How much is a record worth? Essentially, it’s worth what someone is willing to pay; but that’s not a practical answer and there is a more pragmatic way to put a price on just about anything, even records. Crate dig long enough and pricing records becomes easier after seeing the same albums again and again. But prices change and variables like condition and scarcity affect the value. Using historical sales information makes valuation easier by basing prices off of market data.
Possibly home to the largest number of online record sales, both new and used albums, data from these transactions provides a general idea of how much any given album is worth. Looking up an album is simple; just remember to pay close attention to the specifics of the pressing, making certain they match. Sold listings are all that matters here. It may be listed at $40 but if it sells regularly at $8, that’s what it’s worth. Use further sorting options if eBay does not first present sold listings by end date with most recent sales.
To get an idea of how this works, watch the video. The example record is You Get More Bounce with Curtis Counce Vol. 2 on Contemporary Records, reissued by OJC in 2014 (OJC 159).
Every two days, Popsike aggregates data from eBay’s sold record listings and updates their databases for archival purposes. It’s like a permanent library of eBay data preserved indefinitely for future use. Searching is straightforward. The listings are usually easy to follow and the same guidance for eBay applies to Popsike: make sure the pressings are identical and adjust the price in relation to condition. Filter the listings by date in reverse chronological order so the most recent data appears first. Popsike does limit searches for unregistered (non-members) per day, but $18 gets you 6 months of unlimited use.
Another aggregator, Collectors Frenzy, gathers record sales information from eBay and provides a searchable database in similar fashion as Popsike. On the rare occasion when no results are available from eBay or Popsike, Collectors Frenzy can come in handy. Sorting options make it simple to display results by date so the pricing information comes from the most recent auctions.
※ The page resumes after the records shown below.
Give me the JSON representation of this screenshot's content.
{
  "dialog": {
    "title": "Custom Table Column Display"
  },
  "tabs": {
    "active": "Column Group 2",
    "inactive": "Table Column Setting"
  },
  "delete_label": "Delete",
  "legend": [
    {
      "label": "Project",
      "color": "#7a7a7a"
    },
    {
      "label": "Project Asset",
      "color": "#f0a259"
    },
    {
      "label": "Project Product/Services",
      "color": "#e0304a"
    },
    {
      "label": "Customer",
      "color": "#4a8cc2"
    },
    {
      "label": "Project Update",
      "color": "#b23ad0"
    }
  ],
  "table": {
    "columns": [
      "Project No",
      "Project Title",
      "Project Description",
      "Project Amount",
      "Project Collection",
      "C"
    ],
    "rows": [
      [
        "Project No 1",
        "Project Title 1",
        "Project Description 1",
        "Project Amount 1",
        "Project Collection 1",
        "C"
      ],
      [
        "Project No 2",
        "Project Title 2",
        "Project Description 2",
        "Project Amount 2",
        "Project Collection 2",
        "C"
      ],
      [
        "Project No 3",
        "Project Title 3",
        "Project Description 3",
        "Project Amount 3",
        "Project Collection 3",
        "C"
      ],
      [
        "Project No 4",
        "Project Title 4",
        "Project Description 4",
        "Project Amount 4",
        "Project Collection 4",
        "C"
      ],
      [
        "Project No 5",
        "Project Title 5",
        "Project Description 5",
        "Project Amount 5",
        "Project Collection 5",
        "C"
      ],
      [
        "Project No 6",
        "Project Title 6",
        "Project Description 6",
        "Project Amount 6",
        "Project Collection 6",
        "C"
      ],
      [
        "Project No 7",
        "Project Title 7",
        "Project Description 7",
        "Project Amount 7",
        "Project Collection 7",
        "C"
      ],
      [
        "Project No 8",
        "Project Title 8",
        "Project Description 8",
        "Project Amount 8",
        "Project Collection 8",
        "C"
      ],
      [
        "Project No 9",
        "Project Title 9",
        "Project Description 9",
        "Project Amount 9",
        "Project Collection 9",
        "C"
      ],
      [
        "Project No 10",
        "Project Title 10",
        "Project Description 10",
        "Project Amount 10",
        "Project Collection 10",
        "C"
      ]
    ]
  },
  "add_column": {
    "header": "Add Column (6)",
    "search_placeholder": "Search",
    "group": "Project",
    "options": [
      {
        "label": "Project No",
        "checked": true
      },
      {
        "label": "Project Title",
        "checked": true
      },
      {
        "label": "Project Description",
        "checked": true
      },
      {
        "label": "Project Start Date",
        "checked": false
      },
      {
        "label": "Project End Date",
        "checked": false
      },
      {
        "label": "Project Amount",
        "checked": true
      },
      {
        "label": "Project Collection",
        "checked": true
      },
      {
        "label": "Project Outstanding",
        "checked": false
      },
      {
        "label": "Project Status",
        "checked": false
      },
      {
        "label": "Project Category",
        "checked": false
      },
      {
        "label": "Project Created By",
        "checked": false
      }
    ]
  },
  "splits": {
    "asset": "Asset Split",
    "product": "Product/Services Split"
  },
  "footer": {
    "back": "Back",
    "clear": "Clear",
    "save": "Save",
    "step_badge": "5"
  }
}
The go-to tool for managing your collection can also help price records. Discogs has an active market place and sales data can be accessed after registering for a free account. Matching up pressings is much simpler because they are listed as individual releases. The data presented will be specific to the pressing selected from the master release page for any album making it very easy to target only relevant data.
All of the sites listed work well when used together because you always want to base a price off the most information or at least a second opinion. Check the condition, match up the pressings and look for the most recent sold listings.